Chinese nationals fly out on special flight
A group of Chinese nationals have departed from Samoa on a special flight that left the country on Monday evening, Air New Zealand has confirmed.
Responding to questions from the Samoa Observer, Annabelle Cray, of Air New Zealand said the flight was scheduled to depart for Auckland at 6:05pm local time.
It was not specified how many booked a seat on the flight out of Samoa but Ms. Cray confirmed that the airline will not be carrying customers into Apia from New Zealand.
According to a Chinese Embassy spokesperson, Muyue Zhang, the flight was commercially organised with some Chinese citizens who had booked their own seats on the plane.
The flight is the first commercially-organised flight out of Samoa since borders were shut down in March.
Currently, only repatriation flights are permitted to fly Samoan nationals into the country from New Zealand.
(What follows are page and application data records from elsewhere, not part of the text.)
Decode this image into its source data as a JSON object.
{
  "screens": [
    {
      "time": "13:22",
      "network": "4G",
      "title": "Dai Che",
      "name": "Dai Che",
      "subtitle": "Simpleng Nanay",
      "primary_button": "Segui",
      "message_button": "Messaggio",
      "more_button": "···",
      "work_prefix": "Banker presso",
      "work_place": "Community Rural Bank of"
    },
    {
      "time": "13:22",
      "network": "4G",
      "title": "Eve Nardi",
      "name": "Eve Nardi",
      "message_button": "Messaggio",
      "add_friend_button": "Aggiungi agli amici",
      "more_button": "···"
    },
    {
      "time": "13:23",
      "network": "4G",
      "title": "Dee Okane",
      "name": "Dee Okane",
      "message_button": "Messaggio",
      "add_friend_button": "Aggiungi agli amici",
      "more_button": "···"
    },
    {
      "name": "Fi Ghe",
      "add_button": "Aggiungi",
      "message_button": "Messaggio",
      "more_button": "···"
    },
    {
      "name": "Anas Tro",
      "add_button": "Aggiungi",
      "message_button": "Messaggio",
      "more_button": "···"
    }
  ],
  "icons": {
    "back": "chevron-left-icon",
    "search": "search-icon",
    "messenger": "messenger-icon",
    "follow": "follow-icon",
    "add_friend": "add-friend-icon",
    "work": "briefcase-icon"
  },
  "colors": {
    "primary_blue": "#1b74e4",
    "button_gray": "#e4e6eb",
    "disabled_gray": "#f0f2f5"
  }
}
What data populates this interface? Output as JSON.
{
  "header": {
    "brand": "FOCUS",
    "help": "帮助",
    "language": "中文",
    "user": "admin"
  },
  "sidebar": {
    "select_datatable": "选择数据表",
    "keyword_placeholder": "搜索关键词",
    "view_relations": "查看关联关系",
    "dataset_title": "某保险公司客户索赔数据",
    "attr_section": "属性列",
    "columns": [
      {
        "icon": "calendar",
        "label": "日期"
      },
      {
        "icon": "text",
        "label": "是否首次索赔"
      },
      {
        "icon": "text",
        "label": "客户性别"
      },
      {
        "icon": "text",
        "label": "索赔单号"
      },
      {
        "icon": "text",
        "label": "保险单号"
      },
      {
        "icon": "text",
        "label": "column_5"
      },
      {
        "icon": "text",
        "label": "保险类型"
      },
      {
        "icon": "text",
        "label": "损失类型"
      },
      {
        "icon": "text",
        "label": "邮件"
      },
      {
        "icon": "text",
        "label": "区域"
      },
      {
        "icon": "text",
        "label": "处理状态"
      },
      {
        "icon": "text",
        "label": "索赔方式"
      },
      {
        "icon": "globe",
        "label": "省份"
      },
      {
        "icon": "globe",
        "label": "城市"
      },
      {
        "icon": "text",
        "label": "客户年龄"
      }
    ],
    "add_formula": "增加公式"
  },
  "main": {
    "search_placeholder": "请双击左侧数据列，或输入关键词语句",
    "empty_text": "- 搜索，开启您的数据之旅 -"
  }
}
The Government recently pushed back those repatriation flights from Auckland to be operated every three weeks despite a backlog in requests from Samoans remaining in New Zealand wanting to return.
Last week, Air New Zealand’s Lauren Bowerman confirmed that the demand for repatriation flights from Auckland to Apia remains strong despite a total of 1700 passengers being returned to Samoa on the trips since they started on May 29.
"There continues to be strong demand for our repatriation flights, and we have now returned over 1,700 stranded Samoan residents since 29 May," Ms. Bowerman wrote in an email in response to questions from this newspaper.
"We are working closely with the Samoan Government to prioritise the backlog of registered passengers and we are contacting those registered passengers directly once we are able to confirm their travel back home.
“Even after the repatriation flight in three weeks time, there will "remain a backlog of passengers”.
In total, an estimated 10 repatriation flights from Auckland have landed in Samoa so far. The next flight won't reach Apia until September.
According to the Prime Minister, the Government has spent more than $2 million on costs for isolating incoming passengers.